An endoscopy is a minimally invasive procedure used to examine your digestive tract. It involves Dr. Weissman inserting an endoscope –– a thin, flexible tube with a camera on the end –– through your mouth and into your throat to observe the condition of your esophagus, stomach, and small intestine.
Endoscopy can also be used to observe the colon and rectum. When this occurs, it’s called sigmoidoscopy or colonoscopy.
Dr. Weissman uses endoscopy to diagnose various gastrointestinal issues, including:
If necessary, Dr. Weissman can use endoscopy to take a biopsy or to treat certain problems. For example, if you have a stomach ulcer, he can pass special tools through the endoscope to stop the bleeding.
Preparing for endoscopy falls into two categories: gut preparation and sedation.
If you’re undergoing an upper endoscopy, Dr. Weissman asks you to fast six to eight hours in advance. If you’re undergoing a colonoscopy, you might also be prescribed laxatives to clean your colon of stool.
Before conducting an endoscopy, Dr. Weissman administers general anesthesia, putting you to sleep. The medication wears off within a few hours, but it makes you groggy for the remainder of the day, so you’ll need to have a friend or family member drive you home.
Most endoscopies take between 15-30 minutes. After Dr. Weissman administers the anesthesia, he carefully inserts the endoscope through your mouth and throat and into your esophagus. The endoscope transmits live images to a video monitor in the exam room.
Dr. Weissman watches the monitor to look for any unusual growths or abnormalities. If he needs to take a biopsy or remove a polyp, Dr. Weissman passes special surgical tools through the endoscope. Then, he uses the video feed to guide his work.
Endoscopy is safe and usually well-tolerated, but it does present side effects. Many people experience minor discomfort, like a sore throat, cramping, or gas. If these issues persist for more than a day, or they interfere with your ability to work or perform other routine tasks, contact Dr. Weissman right away.

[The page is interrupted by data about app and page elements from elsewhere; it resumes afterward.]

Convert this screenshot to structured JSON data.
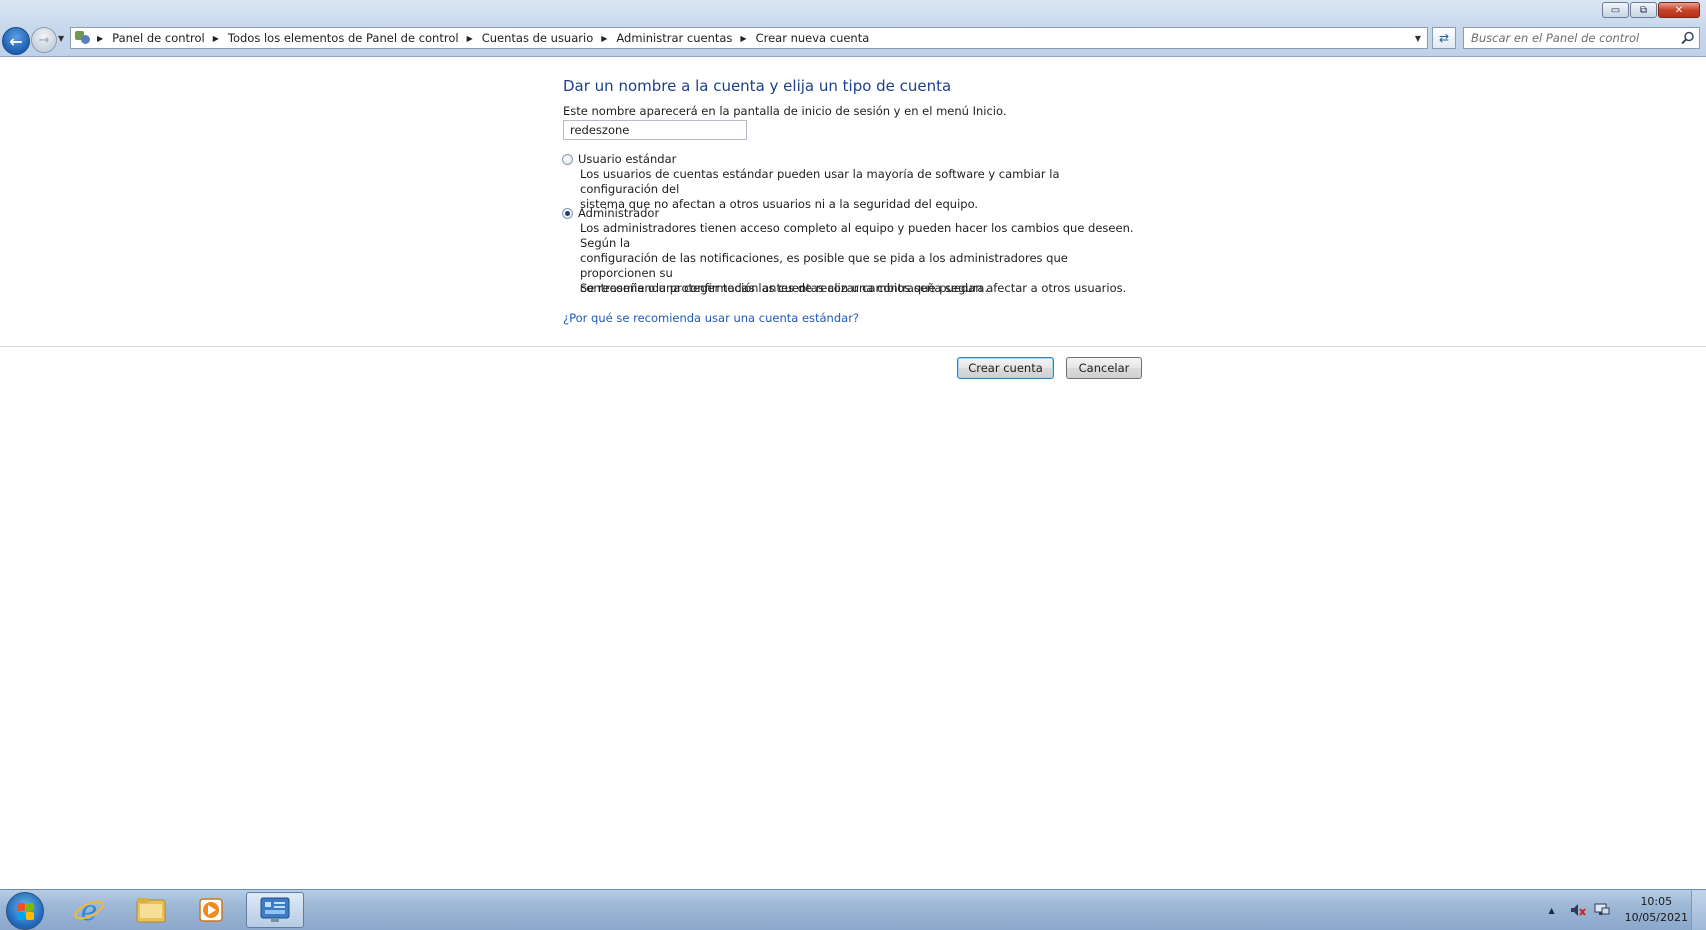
{
  "window": {
    "minimize_symbol": "▭",
    "maximize_symbol": "⧉",
    "close_symbol": "✕"
  },
  "navigation": {
    "back_icon": "arrow-left-icon",
    "forward_icon": "arrow-right-icon"
  },
  "breadcrumb": [
    {
      "label": "Panel de control"
    },
    {
      "label": "Todos los elementos de Panel de control"
    },
    {
      "label": "Cuentas de usuario"
    },
    {
      "label": "Administrar cuentas"
    },
    {
      "label": "Crear nueva cuenta"
    }
  ],
  "search": {
    "placeholder": "Buscar en el Panel de control"
  },
  "main": {
    "heading": "Dar un nombre a la cuenta y elija un tipo de cuenta",
    "subtitle": "Este nombre aparecerá en la pantalla de inicio de sesión y en el menú Inicio.",
    "account_name_value": "redeszone",
    "options": {
      "standard": {
        "label": "Usuario estándar",
        "checked": false,
        "description_1": "Los usuarios de cuentas estándar pueden usar la mayoría de software y cambiar la configuración del",
        "description_2": "sistema que no afectan a otros usuarios ni a la seguridad del equipo."
      },
      "admin": {
        "label": "Administrador",
        "checked": true,
        "description_1": "Los administradores tienen acceso completo al equipo y pueden hacer los cambios que deseen. Según la",
        "description_2": "configuración de las notificaciones, es posible que se pida a los administradores que proporcionen su",
        "description_3": "contraseña o una confirmación antes de realizar cambios que puedan afectar a otros usuarios."
      }
    },
    "recommendation": "Se recomienda proteger todas las cuentas con una contraseña segura.",
    "help_link": "¿Por qué se recomienda usar una cuenta estándar?",
    "create_button": "Crear cuenta",
    "cancel_button": "Cancelar"
  },
  "taskbar": {
    "pinned": [
      "start-orb",
      "internet-explorer-icon",
      "file-explorer-icon",
      "media-player-icon",
      "control-panel-icon"
    ],
    "tray": {
      "time": "10:05",
      "date": "10/05/2021",
      "overflow_symbol": "▲"
    }
  }
}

To see if you’re a candidate for endoscopy, make an appointment at the practice of Sam Weissman, MD, by calling the office today or scheduling online.